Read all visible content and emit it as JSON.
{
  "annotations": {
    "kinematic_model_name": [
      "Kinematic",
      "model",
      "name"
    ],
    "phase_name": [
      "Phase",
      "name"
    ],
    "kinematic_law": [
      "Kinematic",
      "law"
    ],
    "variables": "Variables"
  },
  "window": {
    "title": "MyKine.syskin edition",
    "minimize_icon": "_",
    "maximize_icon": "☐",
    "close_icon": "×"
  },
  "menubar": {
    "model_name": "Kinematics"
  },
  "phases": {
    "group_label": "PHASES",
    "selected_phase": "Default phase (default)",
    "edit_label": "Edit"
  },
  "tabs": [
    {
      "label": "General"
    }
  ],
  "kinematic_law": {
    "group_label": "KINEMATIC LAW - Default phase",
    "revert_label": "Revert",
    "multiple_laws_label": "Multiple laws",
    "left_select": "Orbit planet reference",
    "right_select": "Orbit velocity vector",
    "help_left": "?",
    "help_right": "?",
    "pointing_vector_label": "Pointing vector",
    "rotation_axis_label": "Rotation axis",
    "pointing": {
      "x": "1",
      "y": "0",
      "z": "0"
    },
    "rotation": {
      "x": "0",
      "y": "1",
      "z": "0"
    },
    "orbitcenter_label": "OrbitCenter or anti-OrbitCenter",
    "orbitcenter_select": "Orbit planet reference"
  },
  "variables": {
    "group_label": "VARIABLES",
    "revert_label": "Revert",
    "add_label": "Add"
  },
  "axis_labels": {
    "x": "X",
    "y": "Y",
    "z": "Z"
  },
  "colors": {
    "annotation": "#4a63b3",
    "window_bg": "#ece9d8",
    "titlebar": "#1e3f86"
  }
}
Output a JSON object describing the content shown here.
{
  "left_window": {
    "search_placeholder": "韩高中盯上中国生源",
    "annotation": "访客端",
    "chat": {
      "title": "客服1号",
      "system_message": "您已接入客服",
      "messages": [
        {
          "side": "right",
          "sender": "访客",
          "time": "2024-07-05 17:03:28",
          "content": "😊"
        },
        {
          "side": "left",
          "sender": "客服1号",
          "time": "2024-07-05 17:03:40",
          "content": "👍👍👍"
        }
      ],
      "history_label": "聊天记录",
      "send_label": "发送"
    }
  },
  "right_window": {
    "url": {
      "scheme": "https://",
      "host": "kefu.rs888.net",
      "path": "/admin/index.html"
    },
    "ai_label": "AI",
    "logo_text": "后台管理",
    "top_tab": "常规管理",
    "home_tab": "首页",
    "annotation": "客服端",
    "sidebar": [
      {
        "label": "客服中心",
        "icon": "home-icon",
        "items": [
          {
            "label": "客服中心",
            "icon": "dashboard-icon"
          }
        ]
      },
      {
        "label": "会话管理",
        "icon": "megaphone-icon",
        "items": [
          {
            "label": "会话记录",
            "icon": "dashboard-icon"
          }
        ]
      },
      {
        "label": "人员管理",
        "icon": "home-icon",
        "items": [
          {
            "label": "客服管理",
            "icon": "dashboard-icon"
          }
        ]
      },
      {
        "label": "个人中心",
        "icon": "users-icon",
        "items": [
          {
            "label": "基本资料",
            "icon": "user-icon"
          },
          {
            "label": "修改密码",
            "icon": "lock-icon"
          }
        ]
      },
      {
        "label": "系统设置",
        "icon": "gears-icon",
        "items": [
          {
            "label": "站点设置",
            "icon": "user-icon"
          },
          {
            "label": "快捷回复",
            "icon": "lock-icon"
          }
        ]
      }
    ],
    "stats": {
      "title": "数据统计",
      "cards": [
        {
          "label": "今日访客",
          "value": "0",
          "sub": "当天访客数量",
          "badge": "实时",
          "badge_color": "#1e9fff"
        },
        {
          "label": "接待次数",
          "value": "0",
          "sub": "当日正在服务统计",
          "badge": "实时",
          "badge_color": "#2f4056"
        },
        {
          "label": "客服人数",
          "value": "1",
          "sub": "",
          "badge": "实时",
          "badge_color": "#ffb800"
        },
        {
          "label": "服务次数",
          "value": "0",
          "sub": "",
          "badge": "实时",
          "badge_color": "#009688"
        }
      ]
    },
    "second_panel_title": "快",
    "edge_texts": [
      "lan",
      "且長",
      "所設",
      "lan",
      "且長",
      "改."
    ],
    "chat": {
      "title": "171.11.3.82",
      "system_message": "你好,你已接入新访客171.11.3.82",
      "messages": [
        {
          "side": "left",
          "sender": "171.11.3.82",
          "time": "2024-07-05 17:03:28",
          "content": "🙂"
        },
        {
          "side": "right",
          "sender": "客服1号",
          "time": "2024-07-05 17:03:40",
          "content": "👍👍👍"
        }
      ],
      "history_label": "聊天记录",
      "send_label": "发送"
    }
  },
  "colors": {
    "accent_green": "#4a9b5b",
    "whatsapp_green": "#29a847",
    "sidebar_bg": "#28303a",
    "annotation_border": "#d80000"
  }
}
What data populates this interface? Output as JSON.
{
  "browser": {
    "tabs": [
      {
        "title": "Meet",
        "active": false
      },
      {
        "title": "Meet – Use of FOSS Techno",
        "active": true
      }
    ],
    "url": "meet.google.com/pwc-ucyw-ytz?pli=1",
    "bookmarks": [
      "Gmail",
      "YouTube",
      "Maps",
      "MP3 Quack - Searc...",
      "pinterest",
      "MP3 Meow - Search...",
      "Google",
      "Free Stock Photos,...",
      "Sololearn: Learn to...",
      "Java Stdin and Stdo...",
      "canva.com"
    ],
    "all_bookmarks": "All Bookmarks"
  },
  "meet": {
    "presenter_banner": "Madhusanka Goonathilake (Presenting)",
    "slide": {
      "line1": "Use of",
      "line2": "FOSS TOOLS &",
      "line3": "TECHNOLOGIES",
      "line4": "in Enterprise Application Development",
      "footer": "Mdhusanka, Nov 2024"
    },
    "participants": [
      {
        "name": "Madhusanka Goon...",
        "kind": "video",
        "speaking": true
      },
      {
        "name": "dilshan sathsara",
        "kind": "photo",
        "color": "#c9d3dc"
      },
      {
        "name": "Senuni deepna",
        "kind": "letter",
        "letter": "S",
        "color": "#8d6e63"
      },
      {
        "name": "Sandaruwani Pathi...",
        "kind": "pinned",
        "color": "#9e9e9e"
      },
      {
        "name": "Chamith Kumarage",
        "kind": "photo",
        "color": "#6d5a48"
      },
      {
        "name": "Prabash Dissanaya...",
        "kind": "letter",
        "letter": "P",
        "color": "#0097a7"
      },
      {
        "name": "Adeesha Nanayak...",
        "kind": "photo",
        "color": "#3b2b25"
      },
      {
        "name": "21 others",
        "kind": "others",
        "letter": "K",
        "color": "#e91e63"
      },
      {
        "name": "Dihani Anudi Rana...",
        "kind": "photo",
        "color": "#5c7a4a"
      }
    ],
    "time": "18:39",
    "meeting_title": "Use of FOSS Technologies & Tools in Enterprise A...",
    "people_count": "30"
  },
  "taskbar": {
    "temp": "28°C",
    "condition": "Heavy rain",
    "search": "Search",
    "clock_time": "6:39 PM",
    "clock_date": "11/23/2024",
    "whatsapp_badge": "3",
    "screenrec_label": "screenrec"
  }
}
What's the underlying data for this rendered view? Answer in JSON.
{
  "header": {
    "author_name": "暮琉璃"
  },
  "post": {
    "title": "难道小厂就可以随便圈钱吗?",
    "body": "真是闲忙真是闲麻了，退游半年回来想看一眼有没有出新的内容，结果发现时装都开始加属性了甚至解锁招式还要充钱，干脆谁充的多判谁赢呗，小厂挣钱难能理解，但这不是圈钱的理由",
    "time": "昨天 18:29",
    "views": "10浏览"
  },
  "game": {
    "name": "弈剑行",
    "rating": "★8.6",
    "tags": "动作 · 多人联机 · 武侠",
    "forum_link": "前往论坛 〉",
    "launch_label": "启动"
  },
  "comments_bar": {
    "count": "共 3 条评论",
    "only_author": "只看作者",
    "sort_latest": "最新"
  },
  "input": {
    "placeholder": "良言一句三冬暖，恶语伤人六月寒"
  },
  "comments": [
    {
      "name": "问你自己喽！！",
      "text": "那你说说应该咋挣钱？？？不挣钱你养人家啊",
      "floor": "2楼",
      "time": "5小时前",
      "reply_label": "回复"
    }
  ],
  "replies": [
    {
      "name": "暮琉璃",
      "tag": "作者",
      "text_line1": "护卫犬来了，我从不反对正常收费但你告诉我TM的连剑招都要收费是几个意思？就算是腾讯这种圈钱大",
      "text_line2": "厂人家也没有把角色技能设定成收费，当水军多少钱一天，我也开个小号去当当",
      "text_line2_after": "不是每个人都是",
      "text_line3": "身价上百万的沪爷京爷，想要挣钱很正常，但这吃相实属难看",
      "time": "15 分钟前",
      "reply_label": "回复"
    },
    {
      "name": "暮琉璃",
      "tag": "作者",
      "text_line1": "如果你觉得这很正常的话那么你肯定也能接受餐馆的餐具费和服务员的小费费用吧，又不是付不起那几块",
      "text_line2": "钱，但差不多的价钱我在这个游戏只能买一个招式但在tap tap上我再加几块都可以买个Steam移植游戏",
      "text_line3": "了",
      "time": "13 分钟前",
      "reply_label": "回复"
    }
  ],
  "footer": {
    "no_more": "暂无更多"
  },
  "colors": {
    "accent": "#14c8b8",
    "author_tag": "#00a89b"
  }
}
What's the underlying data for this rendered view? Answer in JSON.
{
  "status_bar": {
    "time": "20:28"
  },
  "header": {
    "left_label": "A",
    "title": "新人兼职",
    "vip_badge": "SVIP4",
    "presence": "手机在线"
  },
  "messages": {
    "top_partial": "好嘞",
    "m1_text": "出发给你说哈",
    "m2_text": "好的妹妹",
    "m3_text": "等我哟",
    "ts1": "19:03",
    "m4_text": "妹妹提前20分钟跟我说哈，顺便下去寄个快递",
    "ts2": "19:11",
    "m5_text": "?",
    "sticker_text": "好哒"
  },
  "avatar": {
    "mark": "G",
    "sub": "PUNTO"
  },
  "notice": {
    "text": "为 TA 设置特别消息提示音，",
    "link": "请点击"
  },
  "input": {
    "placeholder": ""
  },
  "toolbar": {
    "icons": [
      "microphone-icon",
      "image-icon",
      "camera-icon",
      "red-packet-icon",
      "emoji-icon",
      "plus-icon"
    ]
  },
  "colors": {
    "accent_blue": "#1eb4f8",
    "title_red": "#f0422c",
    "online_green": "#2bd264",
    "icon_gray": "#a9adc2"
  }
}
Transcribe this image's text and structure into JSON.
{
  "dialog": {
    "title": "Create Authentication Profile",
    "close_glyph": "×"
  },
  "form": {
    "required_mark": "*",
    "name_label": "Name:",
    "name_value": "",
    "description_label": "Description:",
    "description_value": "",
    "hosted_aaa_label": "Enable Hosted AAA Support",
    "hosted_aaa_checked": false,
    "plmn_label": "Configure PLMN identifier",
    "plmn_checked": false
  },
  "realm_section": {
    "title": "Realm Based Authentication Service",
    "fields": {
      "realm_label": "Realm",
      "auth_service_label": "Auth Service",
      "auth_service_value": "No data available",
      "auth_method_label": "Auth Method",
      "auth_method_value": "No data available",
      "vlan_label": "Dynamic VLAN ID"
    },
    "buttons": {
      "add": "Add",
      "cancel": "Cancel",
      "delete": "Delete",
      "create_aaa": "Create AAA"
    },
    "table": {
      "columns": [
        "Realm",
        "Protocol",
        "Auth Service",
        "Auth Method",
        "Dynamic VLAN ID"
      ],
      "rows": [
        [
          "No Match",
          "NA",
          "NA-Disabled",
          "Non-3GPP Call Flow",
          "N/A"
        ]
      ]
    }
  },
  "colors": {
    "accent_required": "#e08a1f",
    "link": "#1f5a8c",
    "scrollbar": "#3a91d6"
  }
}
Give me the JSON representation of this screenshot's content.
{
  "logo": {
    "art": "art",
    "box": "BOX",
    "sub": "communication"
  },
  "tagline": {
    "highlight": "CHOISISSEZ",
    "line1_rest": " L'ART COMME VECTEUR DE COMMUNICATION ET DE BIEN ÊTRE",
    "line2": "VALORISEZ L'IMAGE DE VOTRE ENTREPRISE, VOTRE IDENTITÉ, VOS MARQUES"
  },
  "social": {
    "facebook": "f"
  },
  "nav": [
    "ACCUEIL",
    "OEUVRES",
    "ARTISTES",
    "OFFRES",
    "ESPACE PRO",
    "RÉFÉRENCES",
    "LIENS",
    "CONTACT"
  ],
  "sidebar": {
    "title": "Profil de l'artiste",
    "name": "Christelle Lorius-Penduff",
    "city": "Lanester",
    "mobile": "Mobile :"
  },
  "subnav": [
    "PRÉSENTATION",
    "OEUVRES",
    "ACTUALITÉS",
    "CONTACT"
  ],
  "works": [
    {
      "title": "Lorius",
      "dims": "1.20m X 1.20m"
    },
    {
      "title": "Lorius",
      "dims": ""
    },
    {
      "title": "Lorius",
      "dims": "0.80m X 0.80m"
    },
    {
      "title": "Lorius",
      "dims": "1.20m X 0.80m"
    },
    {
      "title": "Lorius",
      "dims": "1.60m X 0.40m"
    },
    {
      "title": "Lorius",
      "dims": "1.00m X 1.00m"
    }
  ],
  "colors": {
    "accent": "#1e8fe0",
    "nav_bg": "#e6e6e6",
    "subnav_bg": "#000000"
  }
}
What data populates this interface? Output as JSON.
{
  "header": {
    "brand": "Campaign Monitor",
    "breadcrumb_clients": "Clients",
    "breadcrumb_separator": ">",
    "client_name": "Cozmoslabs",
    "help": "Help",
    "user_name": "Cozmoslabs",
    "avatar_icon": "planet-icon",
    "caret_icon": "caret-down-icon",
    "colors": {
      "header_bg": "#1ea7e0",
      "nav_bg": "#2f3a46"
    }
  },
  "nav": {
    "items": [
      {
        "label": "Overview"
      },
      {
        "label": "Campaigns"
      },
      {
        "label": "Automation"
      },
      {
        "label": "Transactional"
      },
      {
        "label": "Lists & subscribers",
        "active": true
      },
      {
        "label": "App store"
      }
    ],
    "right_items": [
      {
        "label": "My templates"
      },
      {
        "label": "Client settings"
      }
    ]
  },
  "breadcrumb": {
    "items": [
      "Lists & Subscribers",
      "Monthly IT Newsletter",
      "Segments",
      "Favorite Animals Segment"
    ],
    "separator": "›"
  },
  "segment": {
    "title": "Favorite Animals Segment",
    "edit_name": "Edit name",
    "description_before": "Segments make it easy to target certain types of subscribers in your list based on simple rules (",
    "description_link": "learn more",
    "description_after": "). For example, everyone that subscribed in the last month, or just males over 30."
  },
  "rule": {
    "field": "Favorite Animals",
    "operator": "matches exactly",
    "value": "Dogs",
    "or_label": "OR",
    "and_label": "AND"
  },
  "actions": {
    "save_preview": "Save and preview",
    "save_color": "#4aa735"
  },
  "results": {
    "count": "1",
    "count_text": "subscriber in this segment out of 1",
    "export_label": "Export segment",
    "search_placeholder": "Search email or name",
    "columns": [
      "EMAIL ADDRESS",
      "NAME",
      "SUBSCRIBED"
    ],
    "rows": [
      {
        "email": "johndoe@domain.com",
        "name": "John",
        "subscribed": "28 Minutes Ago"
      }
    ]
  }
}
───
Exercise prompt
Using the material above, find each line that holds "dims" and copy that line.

Solution
      "dims": "1.20m X 1.20m"
      "dims": ""
      "dims": "0.80m X 0.80m"
      "dims": "1.20m X 0.80m"
      "dims": "1.60m X 0.40m"
      "dims": "1.00m X 1.00m"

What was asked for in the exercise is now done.